The USGS estimates that $1.5 trillion of property sits in the Hayward Fault zone.
The last time the Hayward Fault experienced a major earthquake was in 1868. A 6.7 moment magnitude quake left 30 people dead, according to a 2010 study done by Risk Management Services, an investigative insurance agency.
The USGS wrote in a report in 2008 that a 6.8 or great magnitude along the Hayward fault is “increasingly likely.”
A seismic hazard evaluation done in 2003 by William Lettis Associates showed that many buildings on CCC’s campus sit on top of active fault traces.
Geography professor Chris Johnson said, “An earthquake along the Hayward Fault would be a lot worse than the (Loma Prieta) in 1989.”
The college is taking steps to make sure an earthquake along the Hayward Fault will, hopefully, cause only minimal damage.
In 2009, the Liberal Arts Building was earthquake retrofitted to improve its chances of standing against a strong earthquake.
A Seismic Evaluation and Retrofit Studies report done by Thornton Tomasetti Building Solutions, which explains the deficiencies present in each building on campus, describes what these deficiencies are likely to lead to come an earthquake.
This report also gives each building a rank from I-VII. The report shows multiple buildings on campus have a risk level of V, which is described as representing a “substantial risk to life during the expected seismic loads.”
CCC is in the midst of its Master Plan to retrofit the campus, yet the surrounding area is under just as much risk as the campus.
Jean Perkins of the Association of Bay Area Governments said, “People should realize there is a possibility that they won’t be able to drive home from work or pick their kids up from school. A Hayward Fault earthquake could close 1,100 roads.”

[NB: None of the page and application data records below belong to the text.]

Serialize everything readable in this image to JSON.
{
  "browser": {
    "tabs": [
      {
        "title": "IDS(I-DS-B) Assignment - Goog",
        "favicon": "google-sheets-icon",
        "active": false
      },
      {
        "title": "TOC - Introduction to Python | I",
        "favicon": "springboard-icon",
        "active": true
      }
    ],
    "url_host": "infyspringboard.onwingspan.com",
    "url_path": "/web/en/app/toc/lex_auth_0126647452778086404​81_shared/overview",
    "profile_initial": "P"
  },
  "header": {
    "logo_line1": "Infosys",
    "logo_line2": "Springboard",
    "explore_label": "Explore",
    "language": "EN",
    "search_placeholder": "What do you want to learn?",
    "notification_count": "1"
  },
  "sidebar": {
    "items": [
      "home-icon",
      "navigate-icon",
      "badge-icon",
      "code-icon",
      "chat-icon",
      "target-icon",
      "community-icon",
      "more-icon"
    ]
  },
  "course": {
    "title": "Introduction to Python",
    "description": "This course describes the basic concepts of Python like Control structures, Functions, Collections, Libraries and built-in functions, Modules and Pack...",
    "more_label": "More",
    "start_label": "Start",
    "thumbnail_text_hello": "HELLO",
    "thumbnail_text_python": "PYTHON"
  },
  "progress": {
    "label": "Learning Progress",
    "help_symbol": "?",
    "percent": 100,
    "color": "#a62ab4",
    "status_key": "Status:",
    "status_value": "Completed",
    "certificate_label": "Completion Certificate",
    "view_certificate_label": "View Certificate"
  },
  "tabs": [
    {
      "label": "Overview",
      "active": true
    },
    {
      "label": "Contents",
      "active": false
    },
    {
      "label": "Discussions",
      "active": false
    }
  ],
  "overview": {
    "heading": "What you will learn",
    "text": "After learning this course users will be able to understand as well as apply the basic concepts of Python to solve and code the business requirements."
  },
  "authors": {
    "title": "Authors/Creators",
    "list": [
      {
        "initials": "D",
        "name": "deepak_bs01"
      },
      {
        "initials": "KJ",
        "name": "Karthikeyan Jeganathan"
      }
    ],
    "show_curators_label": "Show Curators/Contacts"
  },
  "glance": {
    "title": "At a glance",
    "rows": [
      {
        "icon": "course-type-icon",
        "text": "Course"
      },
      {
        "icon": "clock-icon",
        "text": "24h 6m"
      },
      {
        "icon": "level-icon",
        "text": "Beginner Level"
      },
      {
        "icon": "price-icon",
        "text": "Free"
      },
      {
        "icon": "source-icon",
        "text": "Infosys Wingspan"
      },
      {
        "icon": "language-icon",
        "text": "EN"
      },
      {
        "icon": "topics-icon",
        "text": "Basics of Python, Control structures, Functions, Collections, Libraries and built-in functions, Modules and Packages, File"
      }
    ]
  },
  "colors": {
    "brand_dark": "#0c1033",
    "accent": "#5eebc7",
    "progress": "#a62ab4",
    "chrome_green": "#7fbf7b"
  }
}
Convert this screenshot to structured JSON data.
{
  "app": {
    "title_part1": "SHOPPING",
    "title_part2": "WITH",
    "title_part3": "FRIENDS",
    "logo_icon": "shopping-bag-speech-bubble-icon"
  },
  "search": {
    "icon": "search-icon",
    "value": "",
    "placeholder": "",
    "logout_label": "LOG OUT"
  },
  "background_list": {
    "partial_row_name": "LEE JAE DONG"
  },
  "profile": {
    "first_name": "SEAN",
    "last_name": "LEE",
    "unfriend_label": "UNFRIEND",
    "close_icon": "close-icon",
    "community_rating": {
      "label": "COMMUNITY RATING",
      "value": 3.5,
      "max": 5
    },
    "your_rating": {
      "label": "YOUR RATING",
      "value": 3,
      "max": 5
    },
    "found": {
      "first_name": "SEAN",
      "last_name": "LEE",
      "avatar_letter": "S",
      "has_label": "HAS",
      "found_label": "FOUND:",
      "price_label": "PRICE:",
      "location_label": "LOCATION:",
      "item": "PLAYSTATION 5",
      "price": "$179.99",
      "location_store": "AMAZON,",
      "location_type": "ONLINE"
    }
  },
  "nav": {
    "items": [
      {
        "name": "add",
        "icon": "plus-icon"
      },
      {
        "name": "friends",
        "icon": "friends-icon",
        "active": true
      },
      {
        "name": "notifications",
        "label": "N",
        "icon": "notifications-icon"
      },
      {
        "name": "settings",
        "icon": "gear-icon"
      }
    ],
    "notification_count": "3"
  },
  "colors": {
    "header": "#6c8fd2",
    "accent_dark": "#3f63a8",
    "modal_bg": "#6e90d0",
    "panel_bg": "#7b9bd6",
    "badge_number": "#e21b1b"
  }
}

The campus was constructed in 1955-56. The buildings on campus are mostly old, and worn. If one takes a trip to the Art Building, visible cracks can be seen in the structure.